Étudiant/Non-salarié : £ 15




Symposium Programme:

9:30-10:15       Check-in & Morning tea

10:15-10:30      Introduction

10:30-11:30     Keynote

Vertiges de la limite : Houellebecq et la transgression poétique (Agathe Novak-Lechevalier, Université Paris X Nanterre)

11:30-12:30      Panel 1

Michel Houellebecq: Uncreative writer? (Russell Williams, American University of Paris)

La transgression chez Houellebecq au regard des internautes-lecteurs (Samuel Estier, Université de Lausanne)

12:30 -1:30       Lunch

1:30 -3:15        Panel 2

On the return of the (Media) author: Michel Houellebecq, écrivain médiatique (Ashley Harris, Queen’s University Belfast)  

Extended struggle: The transgression of narrative boundaries in Extension du domaine de la lutte (Françoise Campbell, University of Melbourne)

Feeding Flore-less Literary Posterity?: Consuming Houellebecq in La Carte et le territoire (Ruth Cruickshank, Royal Holloway University)

Houellebecq’s World of Wine: Literary device or cultural transgression? (Jacqueline Dutton, University of Melbourne) 

3:15-3:45         Afternoon tea

3:45-5:30         Panel 3

Extension du domaine de la norme ou transgression de la transgression (Caroline Julliot, Université du Maine-Le Mans)                

Between postmodern irony and post-secular sincerity: On Houellebecq’s Soumission (Douglas Morrey, University of Warwick)

Michel Houellebecq and the Hacking of Liberal Democracy (Delphine Grass, University of Lancaster)

Michel Houellebecq, Virginie Despentes et Mai 68 (Bruno Viard, Université de Provence)

5:30 -7:00        Wine Reception


Jacqueline Dutton (University of Melbourne), Françoise Campbell (University of Melbourne, l’Université Paris 7 Diderot), and Dominic Glynn (Institute of Modern Language Research).

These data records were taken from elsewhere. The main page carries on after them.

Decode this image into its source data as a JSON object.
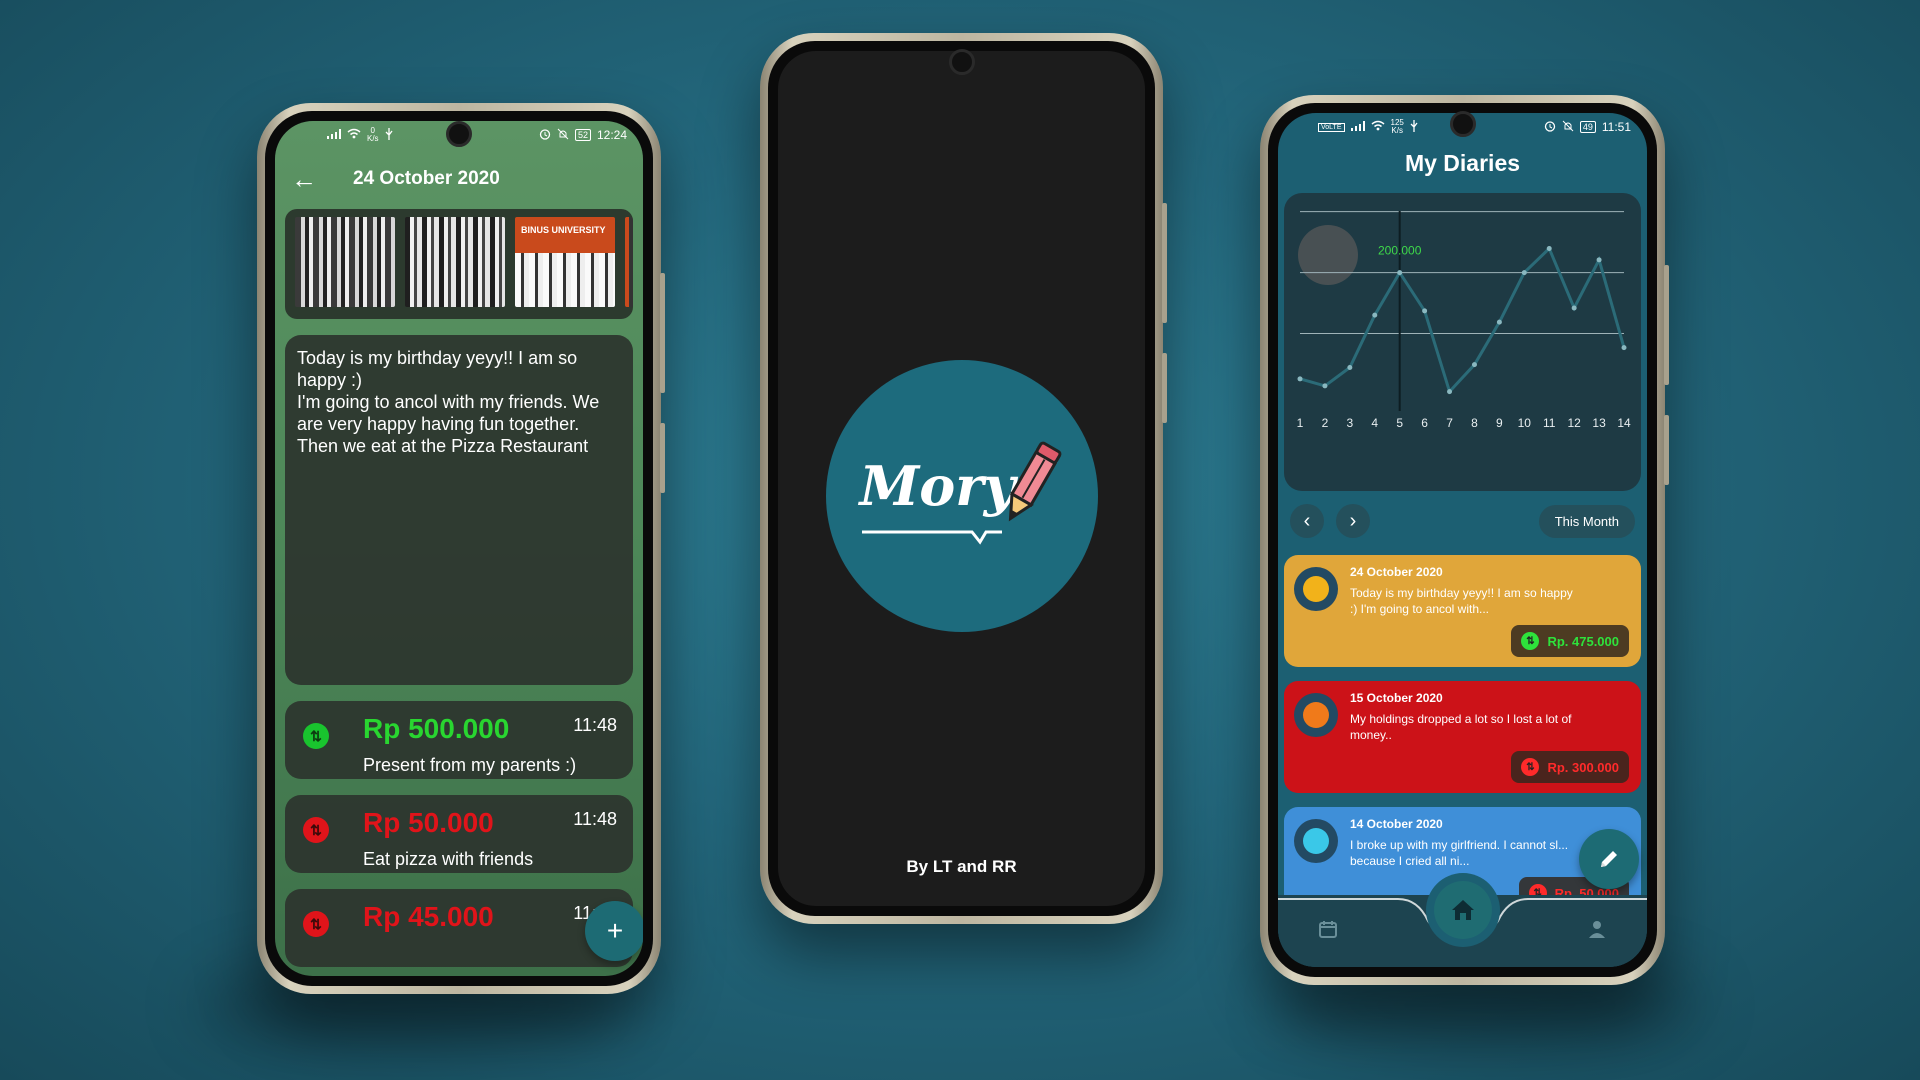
{
  "left_phone": {
    "status": {
      "speed": "0",
      "speed_unit": "K/s",
      "battery": "52",
      "time": "12:24"
    },
    "header": {
      "title": "24 October 2020"
    },
    "photos": [
      {
        "tag": ""
      },
      {
        "tag": ""
      },
      {
        "tag": "BINUS UNIVERSITY"
      },
      {
        "tag": ""
      }
    ],
    "diary_text": {
      "line1": "Today is my birthday yeyy!! I am so happy :)",
      "line2": "I'm going to ancol with my friends. We are very happy having fun together. Then we eat at the Pizza Restaurant"
    },
    "transactions": [
      {
        "amount": "Rp 500.000",
        "time": "11:48",
        "note": "Present from my parents :)",
        "type": "income"
      },
      {
        "amount": "Rp 50.000",
        "time": "11:48",
        "note": "Eat pizza with friends",
        "type": "expense"
      },
      {
        "amount": "Rp 45.000",
        "time": "11:49",
        "note": "",
        "type": "expense"
      }
    ],
    "fab_label": "+"
  },
  "middle_phone": {
    "logo_text": "Mory",
    "credit": "By LT and RR"
  },
  "right_phone": {
    "status": {
      "speed": "125",
      "speed_unit": "K/s",
      "battery": "49",
      "time": "11:51"
    },
    "title": "My Diaries",
    "month_button": "This Month",
    "entries": [
      {
        "date": "24 October 2020",
        "text": "Today is my birthday yeyy!! I am so happy :) I'm going to ancol with...",
        "amount": "Rp. 475.000",
        "color": "#e0a63a",
        "amount_color": "#2ee23b",
        "face_color": "#f2b21a"
      },
      {
        "date": "15 October 2020",
        "text": "My holdings dropped a lot so I lost a lot of money..",
        "amount": "Rp. 300.000",
        "color": "#cc1218",
        "amount_color": "#ff2a2a",
        "face_color": "#f07a1a"
      },
      {
        "date": "14 October 2020",
        "text": "I broke up with my girlfriend. I cannot sl... because I cried all ni...",
        "amount": "Rp. 50.000",
        "color": "#3f8fd8",
        "amount_color": "#ff2a2a",
        "face_color": "#3ac8e8"
      }
    ]
  },
  "chart_data": {
    "type": "line",
    "x": [
      1,
      2,
      3,
      4,
      5,
      6,
      7,
      8,
      9,
      10,
      11,
      12,
      13,
      14
    ],
    "values": [
      10,
      5,
      18,
      55,
      85,
      58,
      1,
      20,
      50,
      85,
      102,
      60,
      94,
      32
    ],
    "highlight": {
      "x": 5,
      "label": "200.000"
    },
    "grid": true,
    "line_color": "#2b6b78",
    "point_color": "#8ab8c0"
  }
}
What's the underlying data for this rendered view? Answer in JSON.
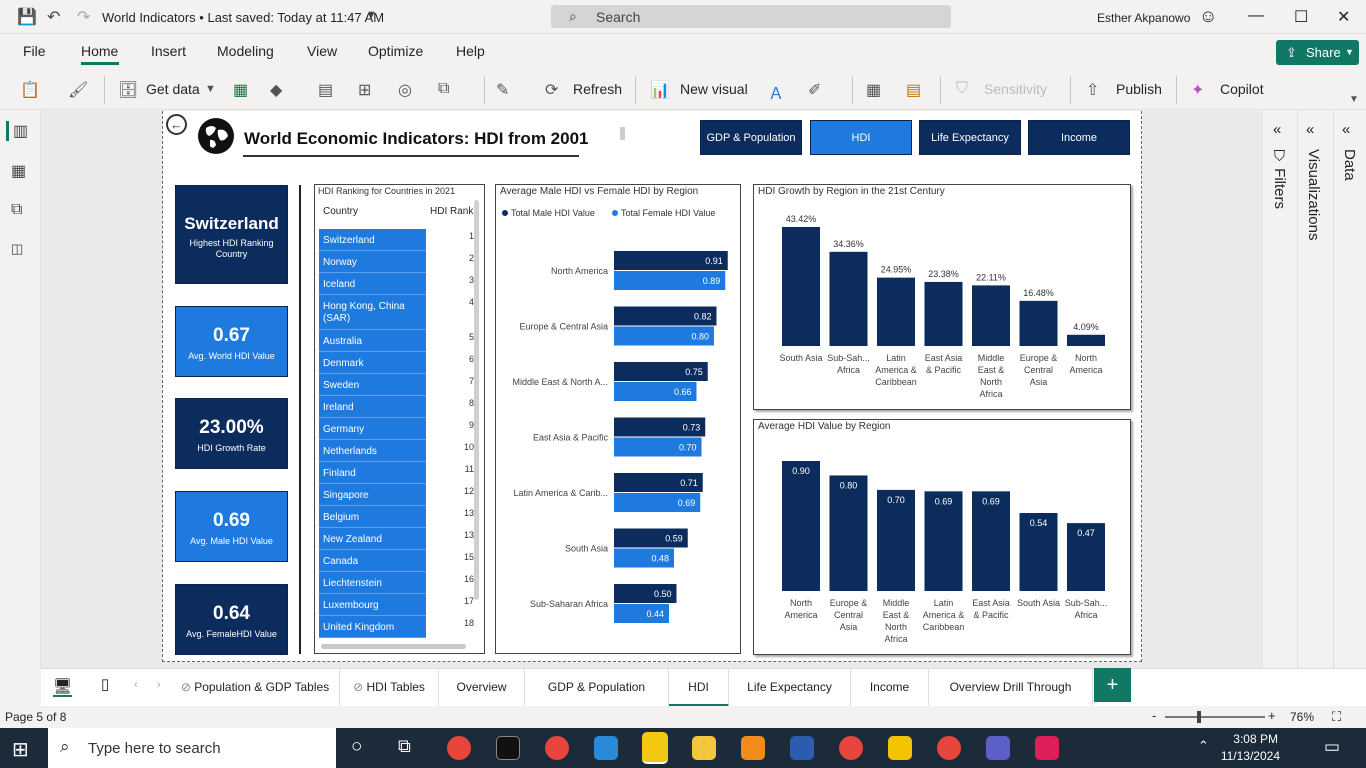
{
  "titlebar": {
    "title": "World Indicators • Last saved: Today at 11:47 AM",
    "search_placeholder": "Search",
    "user": "Esther Akpanowo"
  },
  "menu": {
    "items": [
      "File",
      "Home",
      "Insert",
      "Modeling",
      "View",
      "Optimize",
      "Help"
    ],
    "share": "Share"
  },
  "ribbon": {
    "get_data": "Get data",
    "refresh": "Refresh",
    "new_visual": "New visual",
    "sensitivity": "Sensitivity",
    "publish": "Publish",
    "copilot": "Copilot"
  },
  "side_panes": {
    "filters": "Filters",
    "visualizations": "Visualizations",
    "data": "Data"
  },
  "report": {
    "title": "World Economic Indicators: HDI from 2001",
    "nav": [
      {
        "label": "GDP & Population",
        "active": false
      },
      {
        "label": "HDI",
        "active": true
      },
      {
        "label": "Life Expectancy",
        "active": false
      },
      {
        "label": "Income",
        "active": false
      }
    ],
    "kpis": [
      {
        "value": "Switzerland",
        "label": "Highest HDI Ranking Country",
        "color": "#0d2c5e"
      },
      {
        "value": "0.67",
        "label": "Avg. World HDI Value",
        "color": "#1f7ae0"
      },
      {
        "value": "23.00%",
        "label": "HDI Growth Rate",
        "color": "#0d2c5e"
      },
      {
        "value": "0.69",
        "label": "Avg. Male HDI Value",
        "color": "#1f7ae0"
      },
      {
        "value": "0.64",
        "label": "Avg. FemaleHDI Value",
        "color": "#0d2c5e"
      }
    ],
    "ranking_table": {
      "title": "HDI Ranking for Countries in 2021",
      "col_country": "Country",
      "col_rank": "HDI Rank",
      "rows": [
        {
          "country": "Switzerland",
          "rank": "1"
        },
        {
          "country": "Norway",
          "rank": "2"
        },
        {
          "country": "Iceland",
          "rank": "3"
        },
        {
          "country": "Hong Kong, China (SAR)",
          "rank": "4"
        },
        {
          "country": "Australia",
          "rank": "5"
        },
        {
          "country": "Denmark",
          "rank": "6"
        },
        {
          "country": "Sweden",
          "rank": "7"
        },
        {
          "country": "Ireland",
          "rank": "8"
        },
        {
          "country": "Germany",
          "rank": "9"
        },
        {
          "country": "Netherlands",
          "rank": "10"
        },
        {
          "country": "Finland",
          "rank": "11"
        },
        {
          "country": "Singapore",
          "rank": "12"
        },
        {
          "country": "Belgium",
          "rank": "13"
        },
        {
          "country": "New Zealand",
          "rank": "13"
        },
        {
          "country": "Canada",
          "rank": "15"
        },
        {
          "country": "Liechtenstein",
          "rank": "16"
        },
        {
          "country": "Luxembourg",
          "rank": "17"
        },
        {
          "country": "United Kingdom",
          "rank": "18"
        }
      ]
    }
  },
  "chart_data": [
    {
      "type": "bar",
      "orientation": "horizontal",
      "title": "Average Male HDI vs Female HDI by Region",
      "categories": [
        "North America",
        "Europe & Central Asia",
        "Middle East & North A...",
        "East Asia & Pacific",
        "Latin America & Carib...",
        "South Asia",
        "Sub-Saharan Africa"
      ],
      "series": [
        {
          "name": "Total Male HDI Value",
          "color": "#0d2c5e",
          "values": [
            0.91,
            0.82,
            0.75,
            0.73,
            0.71,
            0.59,
            0.5
          ]
        },
        {
          "name": "Total Female HDI Value",
          "color": "#1f7ae0",
          "values": [
            0.89,
            0.8,
            0.66,
            0.7,
            0.69,
            0.48,
            0.44
          ]
        }
      ],
      "legend": "top-left",
      "xlim": [
        0,
        1
      ]
    },
    {
      "type": "bar",
      "title": "HDI Growth by Region in the 21st Century",
      "categories": [
        "South Asia",
        "Sub-Sah... Africa",
        "Latin America & Caribbean",
        "East Asia & Pacific",
        "Middle East & North Africa",
        "Europe & Central Asia",
        "North America"
      ],
      "values": [
        43.42,
        34.36,
        24.95,
        23.38,
        22.11,
        16.48,
        4.09
      ],
      "labels": [
        "43.42%",
        "34.36%",
        "24.95%",
        "23.38%",
        "22.11%",
        "16.48%",
        "4.09%"
      ],
      "color": "#0d2c5e",
      "ylim": [
        0,
        43.42
      ]
    },
    {
      "type": "bar",
      "title": "Average HDI Value by Region",
      "categories": [
        "North America",
        "Europe & Central Asia",
        "Middle East & North Africa",
        "Latin America & Caribbean",
        "East Asia & Pacific",
        "South Asia",
        "Sub-Sah... Africa"
      ],
      "values": [
        0.9,
        0.8,
        0.7,
        0.69,
        0.69,
        0.54,
        0.47
      ],
      "labels": [
        "0.90",
        "0.80",
        "0.70",
        "0.69",
        "0.69",
        "0.54",
        "0.47"
      ],
      "color": "#0d2c5e",
      "ylim": [
        0,
        0.9
      ]
    }
  ],
  "page_tabs": [
    {
      "label": "Population & GDP Tables",
      "hidden": true
    },
    {
      "label": "HDI Tables",
      "hidden": true
    },
    {
      "label": "Overview",
      "hidden": false
    },
    {
      "label": "GDP & Population",
      "hidden": false
    },
    {
      "label": "HDI",
      "hidden": false,
      "active": true
    },
    {
      "label": "Life Expectancy",
      "hidden": false
    },
    {
      "label": "Income",
      "hidden": false
    },
    {
      "label": "Overview Drill Through",
      "hidden": false
    }
  ],
  "status": {
    "page": "Page 5 of 8",
    "zoom": "76%"
  },
  "taskbar": {
    "search_placeholder": "Type here to search",
    "time": "3:08 PM",
    "date": "11/13/2024"
  }
}
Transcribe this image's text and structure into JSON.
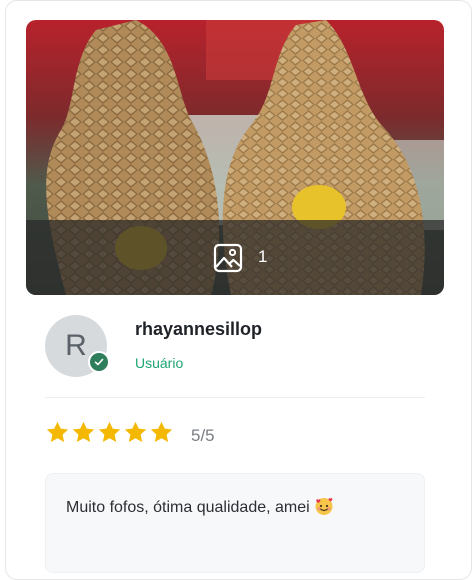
{
  "review": {
    "photo": {
      "icon": "image-icon",
      "count": "1"
    },
    "user": {
      "avatar_initial": "R",
      "name": "rhayannesillop",
      "role": "Usuário",
      "verified_icon": "check-badge-icon"
    },
    "rating": {
      "value": 5,
      "max": 5,
      "text": "5/5",
      "star_color": "#f5b800"
    },
    "comment": {
      "text": "Muito fofos, ótima qualidade, amei",
      "emoji": "smiling-face-with-hearts-emoji"
    }
  },
  "colors": {
    "accent_green": "#1ea672",
    "verified_green": "#2e7d5b"
  }
}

Faculty of Arts, University of Melbourne; AHRC Research Network: Literature Under Constraint; French Cultural Studies journal; Cassal Trust fund